[Items from an interface collection]

+--

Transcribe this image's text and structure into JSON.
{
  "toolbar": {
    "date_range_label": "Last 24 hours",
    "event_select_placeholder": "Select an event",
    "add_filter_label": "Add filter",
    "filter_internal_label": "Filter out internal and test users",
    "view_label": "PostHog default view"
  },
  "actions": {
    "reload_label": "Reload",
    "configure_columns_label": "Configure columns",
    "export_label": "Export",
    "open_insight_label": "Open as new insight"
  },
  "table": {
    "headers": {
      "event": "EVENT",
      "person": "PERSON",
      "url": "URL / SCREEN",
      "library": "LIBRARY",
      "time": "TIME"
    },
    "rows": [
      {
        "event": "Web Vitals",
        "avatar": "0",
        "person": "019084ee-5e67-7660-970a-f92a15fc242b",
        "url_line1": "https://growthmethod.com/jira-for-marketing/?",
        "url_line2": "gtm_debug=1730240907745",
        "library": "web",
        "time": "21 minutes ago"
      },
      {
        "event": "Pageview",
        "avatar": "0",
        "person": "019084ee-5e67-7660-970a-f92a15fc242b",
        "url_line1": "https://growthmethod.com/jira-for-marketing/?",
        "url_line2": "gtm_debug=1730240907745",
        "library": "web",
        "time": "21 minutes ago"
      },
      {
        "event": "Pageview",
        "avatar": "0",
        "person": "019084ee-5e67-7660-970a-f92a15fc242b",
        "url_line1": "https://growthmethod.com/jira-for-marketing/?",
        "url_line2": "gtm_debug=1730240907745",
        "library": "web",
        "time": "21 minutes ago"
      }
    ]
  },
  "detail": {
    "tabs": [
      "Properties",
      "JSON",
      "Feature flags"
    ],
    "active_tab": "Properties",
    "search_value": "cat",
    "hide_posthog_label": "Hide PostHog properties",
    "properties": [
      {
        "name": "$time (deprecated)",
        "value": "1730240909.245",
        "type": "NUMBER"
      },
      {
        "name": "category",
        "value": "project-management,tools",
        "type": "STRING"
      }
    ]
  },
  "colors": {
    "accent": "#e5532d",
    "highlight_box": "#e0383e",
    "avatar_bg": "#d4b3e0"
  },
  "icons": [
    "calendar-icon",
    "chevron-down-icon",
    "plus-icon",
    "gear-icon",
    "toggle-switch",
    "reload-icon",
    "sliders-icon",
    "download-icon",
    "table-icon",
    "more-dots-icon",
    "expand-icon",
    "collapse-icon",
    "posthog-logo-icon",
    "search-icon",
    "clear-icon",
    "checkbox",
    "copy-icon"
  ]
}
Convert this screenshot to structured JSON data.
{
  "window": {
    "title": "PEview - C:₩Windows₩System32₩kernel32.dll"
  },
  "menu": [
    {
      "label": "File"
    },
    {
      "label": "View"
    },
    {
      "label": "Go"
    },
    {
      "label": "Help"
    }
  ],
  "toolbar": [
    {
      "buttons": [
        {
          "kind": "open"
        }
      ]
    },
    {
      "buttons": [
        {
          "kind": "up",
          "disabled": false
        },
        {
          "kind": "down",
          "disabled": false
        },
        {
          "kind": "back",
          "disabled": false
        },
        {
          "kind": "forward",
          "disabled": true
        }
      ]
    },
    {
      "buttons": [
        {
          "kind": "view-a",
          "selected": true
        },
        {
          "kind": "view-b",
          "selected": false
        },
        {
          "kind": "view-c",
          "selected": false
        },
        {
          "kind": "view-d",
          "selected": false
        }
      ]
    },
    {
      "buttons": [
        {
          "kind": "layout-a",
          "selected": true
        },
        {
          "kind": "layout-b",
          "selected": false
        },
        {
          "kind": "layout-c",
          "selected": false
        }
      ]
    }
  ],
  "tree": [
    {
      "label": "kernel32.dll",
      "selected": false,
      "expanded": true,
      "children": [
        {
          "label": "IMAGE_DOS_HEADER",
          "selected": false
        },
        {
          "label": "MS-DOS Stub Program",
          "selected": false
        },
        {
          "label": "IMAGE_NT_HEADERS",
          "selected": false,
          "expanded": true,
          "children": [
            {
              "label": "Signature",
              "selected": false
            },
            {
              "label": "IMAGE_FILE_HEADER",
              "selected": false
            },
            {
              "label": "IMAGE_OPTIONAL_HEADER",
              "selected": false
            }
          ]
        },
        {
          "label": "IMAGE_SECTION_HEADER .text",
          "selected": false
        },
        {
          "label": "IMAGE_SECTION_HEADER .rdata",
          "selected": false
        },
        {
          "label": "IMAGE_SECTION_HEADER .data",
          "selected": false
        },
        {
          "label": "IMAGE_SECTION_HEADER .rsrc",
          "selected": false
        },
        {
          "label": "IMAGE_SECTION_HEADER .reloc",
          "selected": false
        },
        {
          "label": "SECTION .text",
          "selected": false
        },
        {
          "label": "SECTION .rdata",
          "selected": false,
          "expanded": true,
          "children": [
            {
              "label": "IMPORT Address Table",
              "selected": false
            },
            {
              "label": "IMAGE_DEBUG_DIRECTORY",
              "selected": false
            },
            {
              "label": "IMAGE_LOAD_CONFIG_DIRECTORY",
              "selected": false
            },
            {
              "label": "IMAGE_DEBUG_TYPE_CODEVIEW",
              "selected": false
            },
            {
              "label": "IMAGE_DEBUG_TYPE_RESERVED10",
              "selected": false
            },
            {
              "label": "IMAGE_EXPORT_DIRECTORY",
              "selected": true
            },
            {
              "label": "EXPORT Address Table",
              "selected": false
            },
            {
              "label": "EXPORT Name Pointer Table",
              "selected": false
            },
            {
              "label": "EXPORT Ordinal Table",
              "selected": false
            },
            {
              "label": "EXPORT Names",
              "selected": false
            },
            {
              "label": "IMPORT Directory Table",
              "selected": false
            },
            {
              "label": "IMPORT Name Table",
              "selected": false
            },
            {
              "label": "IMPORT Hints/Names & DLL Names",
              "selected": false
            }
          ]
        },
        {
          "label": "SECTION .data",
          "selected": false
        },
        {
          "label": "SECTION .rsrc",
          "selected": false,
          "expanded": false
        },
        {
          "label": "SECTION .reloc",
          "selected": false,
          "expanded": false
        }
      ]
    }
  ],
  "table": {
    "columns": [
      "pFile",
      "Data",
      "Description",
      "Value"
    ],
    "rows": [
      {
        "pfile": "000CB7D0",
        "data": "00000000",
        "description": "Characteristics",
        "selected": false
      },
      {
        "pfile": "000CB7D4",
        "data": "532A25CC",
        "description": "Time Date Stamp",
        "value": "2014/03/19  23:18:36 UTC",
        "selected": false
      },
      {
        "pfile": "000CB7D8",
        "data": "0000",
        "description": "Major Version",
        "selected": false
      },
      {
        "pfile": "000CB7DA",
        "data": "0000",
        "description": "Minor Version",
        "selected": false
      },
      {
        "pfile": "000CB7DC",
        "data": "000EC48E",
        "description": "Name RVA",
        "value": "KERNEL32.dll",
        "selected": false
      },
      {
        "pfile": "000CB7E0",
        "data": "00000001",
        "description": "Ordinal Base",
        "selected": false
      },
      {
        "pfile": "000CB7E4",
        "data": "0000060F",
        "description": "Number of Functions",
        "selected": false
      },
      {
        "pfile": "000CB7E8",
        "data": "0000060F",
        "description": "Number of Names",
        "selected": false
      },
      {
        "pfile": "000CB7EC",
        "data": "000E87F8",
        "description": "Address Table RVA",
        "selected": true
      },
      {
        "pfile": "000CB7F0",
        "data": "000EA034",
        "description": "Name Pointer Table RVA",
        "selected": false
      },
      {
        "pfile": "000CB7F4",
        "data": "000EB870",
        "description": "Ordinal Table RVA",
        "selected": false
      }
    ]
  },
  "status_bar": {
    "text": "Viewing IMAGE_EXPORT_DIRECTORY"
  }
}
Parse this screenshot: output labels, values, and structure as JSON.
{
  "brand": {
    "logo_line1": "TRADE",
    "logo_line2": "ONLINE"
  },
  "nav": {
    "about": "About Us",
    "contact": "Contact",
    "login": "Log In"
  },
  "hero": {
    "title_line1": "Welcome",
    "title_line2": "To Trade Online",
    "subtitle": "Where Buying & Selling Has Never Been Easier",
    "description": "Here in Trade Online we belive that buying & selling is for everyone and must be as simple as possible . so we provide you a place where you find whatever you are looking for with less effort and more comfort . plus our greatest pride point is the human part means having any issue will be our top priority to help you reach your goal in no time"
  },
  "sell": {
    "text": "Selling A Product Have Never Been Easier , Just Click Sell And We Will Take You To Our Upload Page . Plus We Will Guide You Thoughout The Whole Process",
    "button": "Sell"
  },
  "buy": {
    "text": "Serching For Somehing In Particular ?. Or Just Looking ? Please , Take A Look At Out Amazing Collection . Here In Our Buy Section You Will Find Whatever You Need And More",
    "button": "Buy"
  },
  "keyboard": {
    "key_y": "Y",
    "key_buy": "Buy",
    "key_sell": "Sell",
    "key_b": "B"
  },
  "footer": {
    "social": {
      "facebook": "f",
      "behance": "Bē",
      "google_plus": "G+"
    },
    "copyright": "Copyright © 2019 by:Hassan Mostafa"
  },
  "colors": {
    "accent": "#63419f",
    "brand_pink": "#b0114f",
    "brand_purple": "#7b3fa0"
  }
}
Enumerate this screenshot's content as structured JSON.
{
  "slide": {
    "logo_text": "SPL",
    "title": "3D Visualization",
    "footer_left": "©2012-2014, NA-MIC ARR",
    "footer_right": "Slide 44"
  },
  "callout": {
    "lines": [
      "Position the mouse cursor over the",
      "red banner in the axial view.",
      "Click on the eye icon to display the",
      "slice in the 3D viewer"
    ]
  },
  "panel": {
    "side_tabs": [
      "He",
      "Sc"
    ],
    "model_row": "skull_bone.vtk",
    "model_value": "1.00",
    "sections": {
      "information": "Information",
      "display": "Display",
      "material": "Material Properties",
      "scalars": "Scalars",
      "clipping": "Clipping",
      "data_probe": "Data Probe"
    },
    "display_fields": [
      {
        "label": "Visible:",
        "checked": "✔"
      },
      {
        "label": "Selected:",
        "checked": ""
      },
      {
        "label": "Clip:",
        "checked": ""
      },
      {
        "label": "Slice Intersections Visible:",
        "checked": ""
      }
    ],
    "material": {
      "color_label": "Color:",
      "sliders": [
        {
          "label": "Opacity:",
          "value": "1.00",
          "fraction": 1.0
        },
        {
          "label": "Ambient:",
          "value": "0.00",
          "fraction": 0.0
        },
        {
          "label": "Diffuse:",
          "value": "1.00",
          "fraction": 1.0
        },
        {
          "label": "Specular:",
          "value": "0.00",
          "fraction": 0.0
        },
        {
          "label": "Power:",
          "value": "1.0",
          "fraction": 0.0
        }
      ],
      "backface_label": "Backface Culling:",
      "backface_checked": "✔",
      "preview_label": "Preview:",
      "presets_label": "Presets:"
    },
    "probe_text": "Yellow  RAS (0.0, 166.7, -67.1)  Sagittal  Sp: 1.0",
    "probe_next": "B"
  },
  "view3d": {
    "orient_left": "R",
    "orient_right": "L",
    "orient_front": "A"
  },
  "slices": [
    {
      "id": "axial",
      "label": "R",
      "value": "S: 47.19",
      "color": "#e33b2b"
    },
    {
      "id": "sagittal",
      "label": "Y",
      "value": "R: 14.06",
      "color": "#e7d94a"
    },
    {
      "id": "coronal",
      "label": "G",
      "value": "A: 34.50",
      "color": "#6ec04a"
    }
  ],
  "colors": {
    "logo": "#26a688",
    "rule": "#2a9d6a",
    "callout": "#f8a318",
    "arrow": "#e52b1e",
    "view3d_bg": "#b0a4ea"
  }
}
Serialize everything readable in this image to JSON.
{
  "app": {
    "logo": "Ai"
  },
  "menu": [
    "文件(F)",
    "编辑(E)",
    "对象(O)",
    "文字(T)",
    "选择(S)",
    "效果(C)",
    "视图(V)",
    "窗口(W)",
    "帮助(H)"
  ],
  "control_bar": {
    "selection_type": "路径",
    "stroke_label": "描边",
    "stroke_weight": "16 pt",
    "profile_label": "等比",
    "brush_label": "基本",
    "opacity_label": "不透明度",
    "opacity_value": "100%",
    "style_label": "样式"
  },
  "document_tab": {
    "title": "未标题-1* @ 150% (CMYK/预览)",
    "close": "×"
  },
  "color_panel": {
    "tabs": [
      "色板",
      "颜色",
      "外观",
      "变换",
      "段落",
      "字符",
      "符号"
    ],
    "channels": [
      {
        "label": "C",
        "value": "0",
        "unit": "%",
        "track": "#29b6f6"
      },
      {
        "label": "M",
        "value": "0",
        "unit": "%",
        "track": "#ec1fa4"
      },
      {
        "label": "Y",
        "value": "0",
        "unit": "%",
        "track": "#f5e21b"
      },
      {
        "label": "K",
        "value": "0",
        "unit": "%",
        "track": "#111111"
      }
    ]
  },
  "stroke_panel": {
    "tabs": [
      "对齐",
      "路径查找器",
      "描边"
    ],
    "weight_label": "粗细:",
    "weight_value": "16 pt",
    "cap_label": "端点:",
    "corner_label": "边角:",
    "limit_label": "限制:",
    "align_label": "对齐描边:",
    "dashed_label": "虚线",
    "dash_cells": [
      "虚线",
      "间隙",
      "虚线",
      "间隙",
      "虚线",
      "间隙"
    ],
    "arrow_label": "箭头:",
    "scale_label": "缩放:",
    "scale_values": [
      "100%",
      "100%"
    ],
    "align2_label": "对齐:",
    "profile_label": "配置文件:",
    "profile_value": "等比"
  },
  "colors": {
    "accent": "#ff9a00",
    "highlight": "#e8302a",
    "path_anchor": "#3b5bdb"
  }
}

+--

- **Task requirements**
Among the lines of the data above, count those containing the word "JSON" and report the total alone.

- **Response box**
6